§ Task item: The word "JSON" occurs in some lines of the data. Return each such line.

══ Supplied material ══

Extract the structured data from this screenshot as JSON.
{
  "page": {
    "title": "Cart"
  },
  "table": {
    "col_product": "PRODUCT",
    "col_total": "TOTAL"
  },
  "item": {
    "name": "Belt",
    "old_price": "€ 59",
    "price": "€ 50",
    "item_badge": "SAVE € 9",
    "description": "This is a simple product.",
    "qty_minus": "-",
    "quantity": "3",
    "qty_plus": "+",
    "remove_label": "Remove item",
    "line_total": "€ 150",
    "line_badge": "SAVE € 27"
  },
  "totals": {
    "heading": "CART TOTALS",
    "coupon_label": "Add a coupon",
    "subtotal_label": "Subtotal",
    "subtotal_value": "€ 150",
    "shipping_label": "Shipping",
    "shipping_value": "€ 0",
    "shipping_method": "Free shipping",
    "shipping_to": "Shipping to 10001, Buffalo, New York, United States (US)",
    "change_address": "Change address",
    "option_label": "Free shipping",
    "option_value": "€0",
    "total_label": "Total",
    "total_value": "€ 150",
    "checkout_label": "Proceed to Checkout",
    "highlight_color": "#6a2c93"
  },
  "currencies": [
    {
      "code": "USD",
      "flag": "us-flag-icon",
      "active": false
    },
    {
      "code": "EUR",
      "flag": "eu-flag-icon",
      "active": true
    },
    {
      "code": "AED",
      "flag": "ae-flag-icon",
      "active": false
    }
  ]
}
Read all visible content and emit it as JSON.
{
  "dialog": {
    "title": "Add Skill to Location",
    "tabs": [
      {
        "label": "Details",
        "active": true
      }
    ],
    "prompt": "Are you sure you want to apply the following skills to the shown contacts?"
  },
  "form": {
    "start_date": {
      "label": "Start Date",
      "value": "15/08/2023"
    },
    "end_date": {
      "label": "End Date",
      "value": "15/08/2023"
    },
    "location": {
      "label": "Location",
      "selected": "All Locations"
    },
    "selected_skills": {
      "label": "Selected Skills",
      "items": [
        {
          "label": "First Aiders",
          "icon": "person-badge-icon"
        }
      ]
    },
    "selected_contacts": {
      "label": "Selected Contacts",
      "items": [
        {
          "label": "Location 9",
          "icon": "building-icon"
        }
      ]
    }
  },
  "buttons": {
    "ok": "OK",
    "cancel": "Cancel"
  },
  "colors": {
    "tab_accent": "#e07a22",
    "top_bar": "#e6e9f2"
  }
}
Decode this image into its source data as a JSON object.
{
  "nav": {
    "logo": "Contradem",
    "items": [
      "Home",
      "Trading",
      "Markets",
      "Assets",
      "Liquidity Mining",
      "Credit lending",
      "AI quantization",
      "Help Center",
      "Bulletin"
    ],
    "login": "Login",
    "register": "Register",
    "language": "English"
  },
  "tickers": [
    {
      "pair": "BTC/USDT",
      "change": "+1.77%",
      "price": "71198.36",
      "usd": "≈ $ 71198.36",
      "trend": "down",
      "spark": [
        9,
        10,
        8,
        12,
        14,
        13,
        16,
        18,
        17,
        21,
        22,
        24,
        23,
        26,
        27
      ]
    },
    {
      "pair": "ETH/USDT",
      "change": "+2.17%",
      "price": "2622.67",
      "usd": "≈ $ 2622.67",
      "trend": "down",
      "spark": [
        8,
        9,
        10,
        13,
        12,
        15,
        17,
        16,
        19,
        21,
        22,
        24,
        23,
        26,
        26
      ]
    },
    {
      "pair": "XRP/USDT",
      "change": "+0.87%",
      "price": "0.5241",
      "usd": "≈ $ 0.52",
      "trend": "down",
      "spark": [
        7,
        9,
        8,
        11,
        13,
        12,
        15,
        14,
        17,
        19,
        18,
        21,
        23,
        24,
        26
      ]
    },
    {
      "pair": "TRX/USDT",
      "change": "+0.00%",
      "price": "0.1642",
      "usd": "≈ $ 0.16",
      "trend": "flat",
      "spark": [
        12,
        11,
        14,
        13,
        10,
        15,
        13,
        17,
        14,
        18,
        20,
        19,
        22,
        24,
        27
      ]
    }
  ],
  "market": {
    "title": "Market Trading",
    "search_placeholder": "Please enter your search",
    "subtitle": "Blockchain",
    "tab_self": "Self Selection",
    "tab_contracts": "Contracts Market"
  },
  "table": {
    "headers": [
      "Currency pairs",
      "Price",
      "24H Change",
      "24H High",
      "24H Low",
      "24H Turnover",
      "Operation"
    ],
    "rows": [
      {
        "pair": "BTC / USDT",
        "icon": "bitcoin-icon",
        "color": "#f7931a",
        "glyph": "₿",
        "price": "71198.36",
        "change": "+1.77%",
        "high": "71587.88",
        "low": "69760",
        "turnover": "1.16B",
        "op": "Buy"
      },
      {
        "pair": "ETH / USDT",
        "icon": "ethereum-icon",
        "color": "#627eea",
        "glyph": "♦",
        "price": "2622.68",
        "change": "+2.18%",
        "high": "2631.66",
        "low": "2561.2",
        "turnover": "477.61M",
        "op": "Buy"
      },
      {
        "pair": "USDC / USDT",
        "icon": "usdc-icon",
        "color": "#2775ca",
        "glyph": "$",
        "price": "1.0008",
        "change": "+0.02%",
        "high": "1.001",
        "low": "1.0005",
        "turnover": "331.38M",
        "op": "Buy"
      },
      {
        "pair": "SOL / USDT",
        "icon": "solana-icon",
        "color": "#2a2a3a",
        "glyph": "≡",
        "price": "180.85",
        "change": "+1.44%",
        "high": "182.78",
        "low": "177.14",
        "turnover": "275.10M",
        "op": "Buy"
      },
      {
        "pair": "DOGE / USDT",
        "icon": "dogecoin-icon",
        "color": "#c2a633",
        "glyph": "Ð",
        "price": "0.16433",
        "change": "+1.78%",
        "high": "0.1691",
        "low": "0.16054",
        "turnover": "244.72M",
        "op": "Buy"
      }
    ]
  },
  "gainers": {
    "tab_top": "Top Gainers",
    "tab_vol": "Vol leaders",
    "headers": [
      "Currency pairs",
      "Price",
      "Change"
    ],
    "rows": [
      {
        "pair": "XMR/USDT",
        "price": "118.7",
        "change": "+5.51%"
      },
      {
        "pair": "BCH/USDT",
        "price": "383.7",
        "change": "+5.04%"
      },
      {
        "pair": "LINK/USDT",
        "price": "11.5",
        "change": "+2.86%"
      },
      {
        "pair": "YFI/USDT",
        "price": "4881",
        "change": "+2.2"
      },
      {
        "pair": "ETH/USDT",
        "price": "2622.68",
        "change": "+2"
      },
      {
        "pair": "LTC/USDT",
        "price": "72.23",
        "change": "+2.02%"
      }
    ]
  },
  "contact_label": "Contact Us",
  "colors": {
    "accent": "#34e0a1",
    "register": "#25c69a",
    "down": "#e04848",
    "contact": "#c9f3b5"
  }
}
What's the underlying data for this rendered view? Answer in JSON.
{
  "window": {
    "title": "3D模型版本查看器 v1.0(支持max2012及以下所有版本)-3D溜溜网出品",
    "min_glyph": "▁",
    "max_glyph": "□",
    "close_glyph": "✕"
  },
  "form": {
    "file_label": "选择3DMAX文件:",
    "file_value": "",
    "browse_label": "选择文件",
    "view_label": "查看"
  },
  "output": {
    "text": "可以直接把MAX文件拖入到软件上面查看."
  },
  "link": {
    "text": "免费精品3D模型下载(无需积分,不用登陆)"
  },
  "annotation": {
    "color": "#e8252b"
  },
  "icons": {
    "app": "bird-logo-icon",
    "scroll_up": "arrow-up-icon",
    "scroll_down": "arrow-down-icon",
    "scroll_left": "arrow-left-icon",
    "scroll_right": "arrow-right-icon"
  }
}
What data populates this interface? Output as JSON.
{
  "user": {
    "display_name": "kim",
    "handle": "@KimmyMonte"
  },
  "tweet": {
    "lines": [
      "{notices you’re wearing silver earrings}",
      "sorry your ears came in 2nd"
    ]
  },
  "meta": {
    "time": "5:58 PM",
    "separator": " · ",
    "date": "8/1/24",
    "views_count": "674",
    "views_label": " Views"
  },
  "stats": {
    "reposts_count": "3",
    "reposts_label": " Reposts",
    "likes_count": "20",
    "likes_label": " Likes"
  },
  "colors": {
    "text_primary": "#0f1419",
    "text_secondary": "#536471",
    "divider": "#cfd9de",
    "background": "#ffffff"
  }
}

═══

§ Solution for this task:
Extract the structured data from this screenshot as JSON.
Read all visible content and emit it as JSON.
Decode this image into its source data as a JSON object.
What's the underlying data for this rendered view? Answer in JSON.
What data populates this interface? Output as JSON.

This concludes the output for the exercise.